I try to avoid linking to things I write other places, because I don’t want to become a self-promoter and I figure most of you probably know how to find my stuff at FanGraphs, WSJ, or ESPN anyway. But, I’m making an exception today, because my afternoon post over at FG is the kind of thing that I would have written here a few years ago, and I think it has quite a bit of relevance to the 2010 Mariners season. The post is entitled Accepting Randomness. Here’s the first few paragraphs, and you can read the rest over there.
Most of the conversations about the Dan Haren trade boil down to how a person feels about pitcher evaluation. There are clearly still a lot of people that simply believe that whatever happens is the pitcher’s responsibility, so if he gives up a bunch of hits and some home runs, he’s doing something wrong and that should be held against him. High BABIP or HR/FB rates are evidence of throwing too many hittable pitches, or that his stuff has deteriorated, or that his command isn’t as good as it was, or some other explanation that we haven’t yet figured out. But, whatever it is, it’s definitely something, and it’s definitely real.
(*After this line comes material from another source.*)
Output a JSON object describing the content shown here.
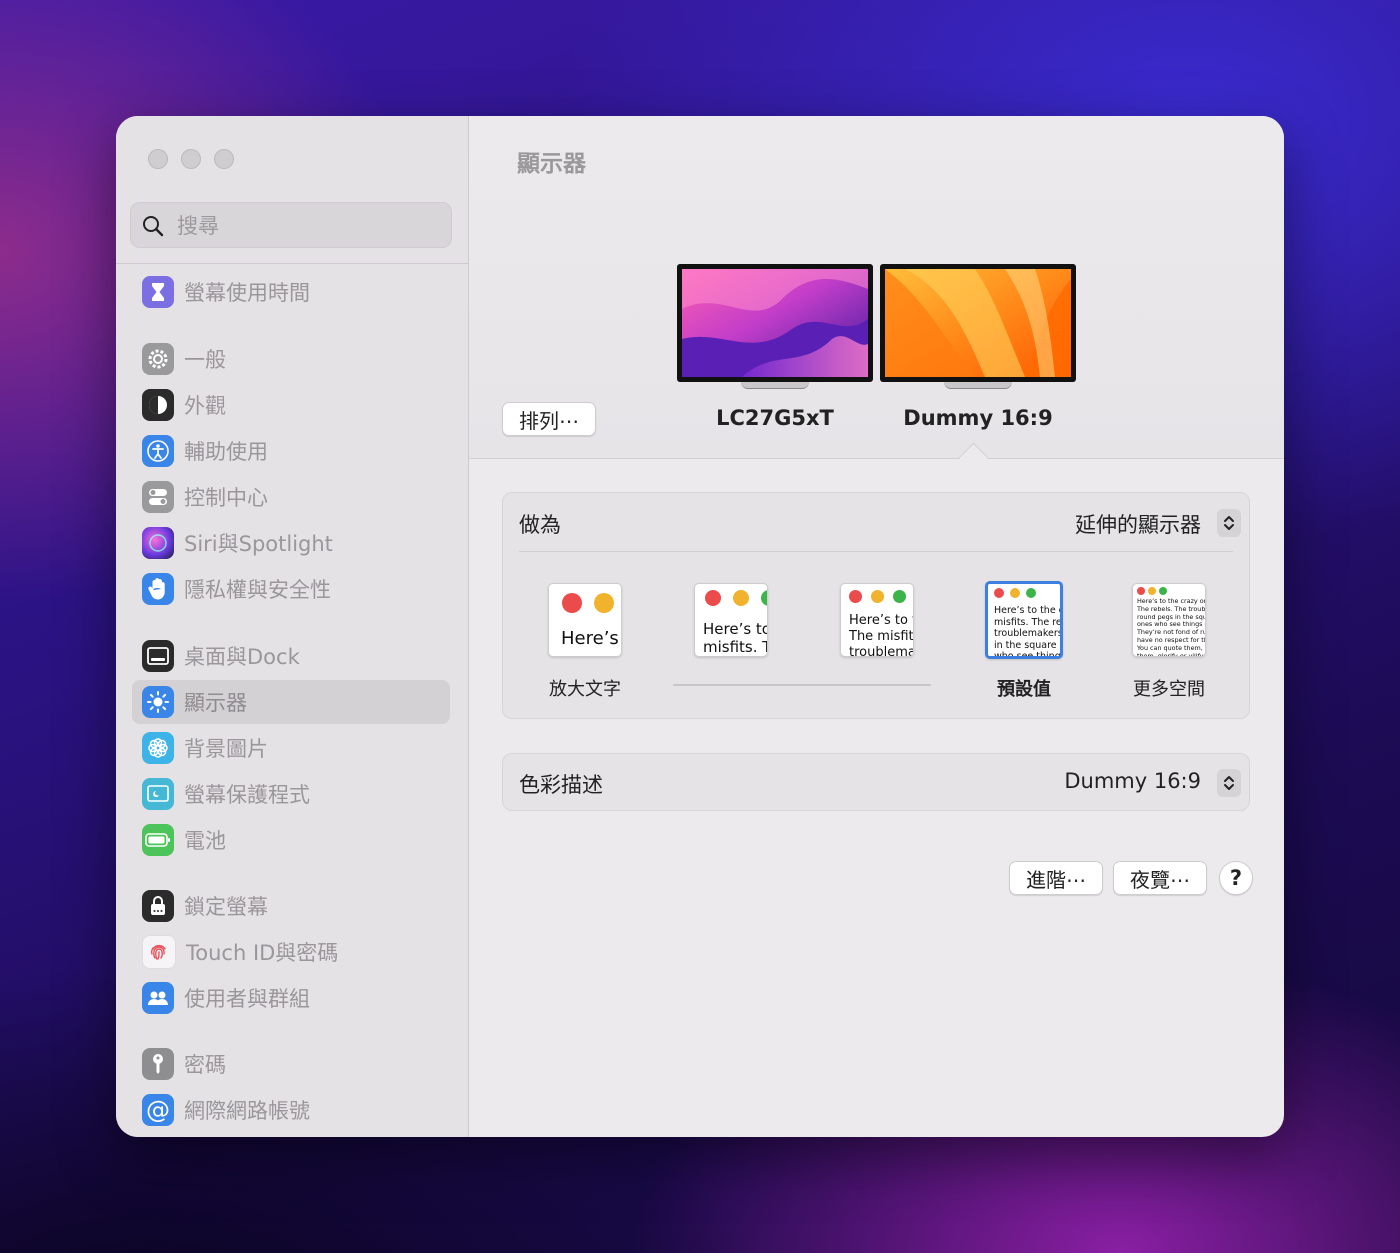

These opinions are generally held because of the outright refusal to accept randomness. The idea that something could happen repeatedly, without cause, is very hard to for a lot of people to swallow. But it’s true, and it’s a very important concept to buy into when trying to project the future performance of baseball players. Random happens.